Exercise requirements
Print the whole listing exactly.

[The data — start]

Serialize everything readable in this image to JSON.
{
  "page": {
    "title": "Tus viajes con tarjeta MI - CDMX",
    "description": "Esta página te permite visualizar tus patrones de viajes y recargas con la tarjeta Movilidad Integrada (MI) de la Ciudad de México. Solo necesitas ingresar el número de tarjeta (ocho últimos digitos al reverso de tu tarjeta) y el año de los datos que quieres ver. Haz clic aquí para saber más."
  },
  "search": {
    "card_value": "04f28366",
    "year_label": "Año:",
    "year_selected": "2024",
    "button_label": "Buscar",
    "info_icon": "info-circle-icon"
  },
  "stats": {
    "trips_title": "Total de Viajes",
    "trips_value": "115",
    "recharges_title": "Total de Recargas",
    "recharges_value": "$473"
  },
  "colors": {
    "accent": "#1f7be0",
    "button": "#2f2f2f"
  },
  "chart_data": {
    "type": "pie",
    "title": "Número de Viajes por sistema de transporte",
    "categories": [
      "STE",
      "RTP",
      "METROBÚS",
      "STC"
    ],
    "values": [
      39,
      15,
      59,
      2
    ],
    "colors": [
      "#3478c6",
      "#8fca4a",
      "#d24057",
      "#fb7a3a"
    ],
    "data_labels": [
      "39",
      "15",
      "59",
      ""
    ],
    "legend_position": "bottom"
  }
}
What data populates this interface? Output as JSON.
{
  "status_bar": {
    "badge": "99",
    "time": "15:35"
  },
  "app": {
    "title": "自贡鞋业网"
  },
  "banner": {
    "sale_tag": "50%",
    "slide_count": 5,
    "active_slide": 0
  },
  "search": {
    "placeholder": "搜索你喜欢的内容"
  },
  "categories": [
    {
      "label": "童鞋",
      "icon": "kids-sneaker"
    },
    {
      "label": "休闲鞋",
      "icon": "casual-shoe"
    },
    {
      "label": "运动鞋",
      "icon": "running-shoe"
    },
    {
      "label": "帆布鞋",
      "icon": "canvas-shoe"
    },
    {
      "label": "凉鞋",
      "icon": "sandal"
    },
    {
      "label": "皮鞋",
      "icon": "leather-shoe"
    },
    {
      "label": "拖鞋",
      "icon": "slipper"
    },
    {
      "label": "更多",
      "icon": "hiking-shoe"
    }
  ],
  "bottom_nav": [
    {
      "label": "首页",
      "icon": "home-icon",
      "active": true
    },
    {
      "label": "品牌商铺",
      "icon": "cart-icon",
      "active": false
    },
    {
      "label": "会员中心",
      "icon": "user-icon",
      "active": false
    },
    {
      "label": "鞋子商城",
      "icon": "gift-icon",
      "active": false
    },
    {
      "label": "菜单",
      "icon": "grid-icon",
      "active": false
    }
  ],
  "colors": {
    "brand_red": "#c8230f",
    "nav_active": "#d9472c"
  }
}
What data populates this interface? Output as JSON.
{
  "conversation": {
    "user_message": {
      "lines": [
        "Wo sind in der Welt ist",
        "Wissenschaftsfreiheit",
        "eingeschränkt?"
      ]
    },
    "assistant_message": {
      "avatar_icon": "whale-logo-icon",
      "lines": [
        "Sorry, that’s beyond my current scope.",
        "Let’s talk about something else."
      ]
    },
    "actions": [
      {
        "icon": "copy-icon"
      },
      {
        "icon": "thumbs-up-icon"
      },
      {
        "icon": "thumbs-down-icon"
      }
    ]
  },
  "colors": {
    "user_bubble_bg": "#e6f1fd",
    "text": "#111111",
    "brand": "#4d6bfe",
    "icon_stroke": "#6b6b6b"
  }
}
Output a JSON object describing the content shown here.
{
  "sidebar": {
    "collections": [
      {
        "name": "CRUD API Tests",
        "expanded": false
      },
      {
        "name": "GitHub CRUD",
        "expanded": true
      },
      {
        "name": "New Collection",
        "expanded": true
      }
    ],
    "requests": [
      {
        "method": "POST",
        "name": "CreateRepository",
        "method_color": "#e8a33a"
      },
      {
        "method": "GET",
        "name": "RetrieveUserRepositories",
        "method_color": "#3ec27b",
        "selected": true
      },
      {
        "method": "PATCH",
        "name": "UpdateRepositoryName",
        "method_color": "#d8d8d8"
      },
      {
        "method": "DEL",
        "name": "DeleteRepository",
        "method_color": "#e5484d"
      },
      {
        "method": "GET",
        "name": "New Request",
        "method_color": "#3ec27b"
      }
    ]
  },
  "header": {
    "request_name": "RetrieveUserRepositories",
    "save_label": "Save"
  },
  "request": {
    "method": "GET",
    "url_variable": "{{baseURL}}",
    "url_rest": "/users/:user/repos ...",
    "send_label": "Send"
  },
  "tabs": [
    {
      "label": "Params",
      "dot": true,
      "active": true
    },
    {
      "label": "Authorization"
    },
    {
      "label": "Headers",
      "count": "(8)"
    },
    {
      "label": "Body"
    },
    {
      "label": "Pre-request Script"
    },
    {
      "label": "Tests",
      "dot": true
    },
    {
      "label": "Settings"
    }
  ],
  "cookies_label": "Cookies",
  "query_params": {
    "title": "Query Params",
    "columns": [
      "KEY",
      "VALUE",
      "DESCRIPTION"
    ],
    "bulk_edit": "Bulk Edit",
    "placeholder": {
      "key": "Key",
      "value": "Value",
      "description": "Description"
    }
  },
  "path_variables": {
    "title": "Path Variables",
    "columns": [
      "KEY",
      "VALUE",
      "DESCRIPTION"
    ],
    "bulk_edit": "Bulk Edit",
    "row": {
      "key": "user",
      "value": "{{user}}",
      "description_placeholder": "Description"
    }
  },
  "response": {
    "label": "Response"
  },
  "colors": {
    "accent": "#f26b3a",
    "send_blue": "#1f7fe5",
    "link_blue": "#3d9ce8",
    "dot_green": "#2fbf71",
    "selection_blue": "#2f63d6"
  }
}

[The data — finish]

Solution to this exercise
Serialize everything readable in this image to JSON.
{
  "page": {
    "title": "Tus viajes con tarjeta MI - CDMX",
    "description": "Esta página te permite visualizar tus patrones de viajes y recargas con la tarjeta Movilidad Integrada (MI) de la Ciudad de México. Solo necesitas ingresar el número de tarjeta (ocho últimos digitos al reverso de tu tarjeta) y el año de los datos que quieres ver. Haz clic aquí para saber más."
  },
  "search": {
    "card_value": "04f28366",
    "year_label": "Año:",
    "year_selected": "2024",
    "button_label": "Buscar",
    "info_icon": "info-circle-icon"
  },
  "stats": {
    "trips_title": "Total de Viajes",
    "trips_value": "115",
    "recharges_title": "Total de Recargas",
    "recharges_value": "$473"
  },
  "colors": {
    "accent": "#1f7be0",
    "button": "#2f2f2f"
  },
  "chart_data": {
    "type": "pie",
    "title": "Número de Viajes por sistema de transporte",
    "categories": [
      "STE",
      "RTP",
      "METROBÚS",
      "STC"
    ],
    "values": [
      39,
      15,
      59,
      2
    ],
    "colors": [
      "#3478c6",
      "#8fca4a",
      "#d24057",
      "#fb7a3a"
    ],
    "data_labels": [
      "39",
      "15",
      "59",
      ""
    ],
    "legend_position": "bottom"
  }
}
What data populates this interface? Output as JSON.
{
  "status_bar": {
    "badge": "99",
    "time": "15:35"
  },
  "app": {
    "title": "自贡鞋业网"
  },
  "banner": {
    "sale_tag": "50%",
    "slide_count": 5,
    "active_slide": 0
  },
  "search": {
    "placeholder": "搜索你喜欢的内容"
  },
  "categories": [
    {
      "label": "童鞋",
      "icon": "kids-sneaker"
    },
    {
      "label": "休闲鞋",
      "icon": "casual-shoe"
    },
    {
      "label": "运动鞋",
      "icon": "running-shoe"
    },
    {
      "label": "帆布鞋",
      "icon": "canvas-shoe"
    },
    {
      "label": "凉鞋",
      "icon": "sandal"
    },
    {
      "label": "皮鞋",
      "icon": "leather-shoe"
    },
    {
      "label": "拖鞋",
      "icon": "slipper"
    },
    {
      "label": "更多",
      "icon": "hiking-shoe"
    }
  ],
  "bottom_nav": [
    {
      "label": "首页",
      "icon": "home-icon",
      "active": true
    },
    {
      "label": "品牌商铺",
      "icon": "cart-icon",
      "active": false
    },
    {
      "label": "会员中心",
      "icon": "user-icon",
      "active": false
    },
    {
      "label": "鞋子商城",
      "icon": "gift-icon",
      "active": false
    },
    {
      "label": "菜单",
      "icon": "grid-icon",
      "active": false
    }
  ],
  "colors": {
    "brand_red": "#c8230f",
    "nav_active": "#d9472c"
  }
}
What data populates this interface? Output as JSON.
{
  "conversation": {
    "user_message": {
      "lines": [
        "Wo sind in der Welt ist",
        "Wissenschaftsfreiheit",
        "eingeschränkt?"
      ]
    },
    "assistant_message": {
      "avatar_icon": "whale-logo-icon",
      "lines": [
        "Sorry, that’s beyond my current scope.",
        "Let’s talk about something else."
      ]
    },
    "actions": [
      {
        "icon": "copy-icon"
      },
      {
        "icon": "thumbs-up-icon"
      },
      {
        "icon": "thumbs-down-icon"
      }
    ]
  },
  "colors": {
    "user_bubble_bg": "#e6f1fd",
    "text": "#111111",
    "brand": "#4d6bfe",
    "icon_stroke": "#6b6b6b"
  }
}
Output a JSON object describing the content shown here.
{
  "sidebar": {
    "collections": [
      {
        "name": "CRUD API Tests",
        "expanded": false
      },
      {
        "name": "GitHub CRUD",
        "expanded": true
      },
      {
        "name": "New Collection",
        "expanded": true
      }
    ],
    "requests": [
      {
        "method": "POST",
        "name": "CreateRepository",
        "method_color": "#e8a33a"
      },
      {
        "method": "GET",
        "name": "RetrieveUserRepositories",
        "method_color": "#3ec27b",
        "selected": true
      },
      {
        "method": "PATCH",
        "name": "UpdateRepositoryName",
        "method_color": "#d8d8d8"
      },
      {
        "method": "DEL",
        "name": "DeleteRepository",
        "method_color": "#e5484d"
      },
      {
        "method": "GET",
        "name": "New Request",
        "method_color": "#3ec27b"
      }
    ]
  },
  "header": {
    "request_name": "RetrieveUserRepositories",
    "save_label": "Save"
  },
  "request": {
    "method": "GET",
    "url_variable": "{{baseURL}}",
    "url_rest": "/users/:user/repos ...",
    "send_label": "Send"
  },
  "tabs": [
    {
      "label": "Params",
      "dot": true,
      "active": true
    },
    {
      "label": "Authorization"
    },
    {
      "label": "Headers",
      "count": "(8)"
    },
    {
      "label": "Body"
    },
    {
      "label": "Pre-request Script"
    },
    {
      "label": "Tests",
      "dot": true
    },
    {
      "label": "Settings"
    }
  ],
  "cookies_label": "Cookies",
  "query_params": {
    "title": "Query Params",
    "columns": [
      "KEY",
      "VALUE",
      "DESCRIPTION"
    ],
    "bulk_edit": "Bulk Edit",
    "placeholder": {
      "key": "Key",
      "value": "Value",
      "description": "Description"
    }
  },
  "path_variables": {
    "title": "Path Variables",
    "columns": [
      "KEY",
      "VALUE",
      "DESCRIPTION"
    ],
    "bulk_edit": "Bulk Edit",
    "row": {
      "key": "user",
      "value": "{{user}}",
      "description_placeholder": "Description"
    }
  },
  "response": {
    "label": "Response"
  },
  "colors": {
    "accent": "#f26b3a",
    "send_blue": "#1f7fe5",
    "link_blue": "#3d9ce8",
    "dot_green": "#2fbf71",
    "selection_blue": "#2f63d6"
  }
}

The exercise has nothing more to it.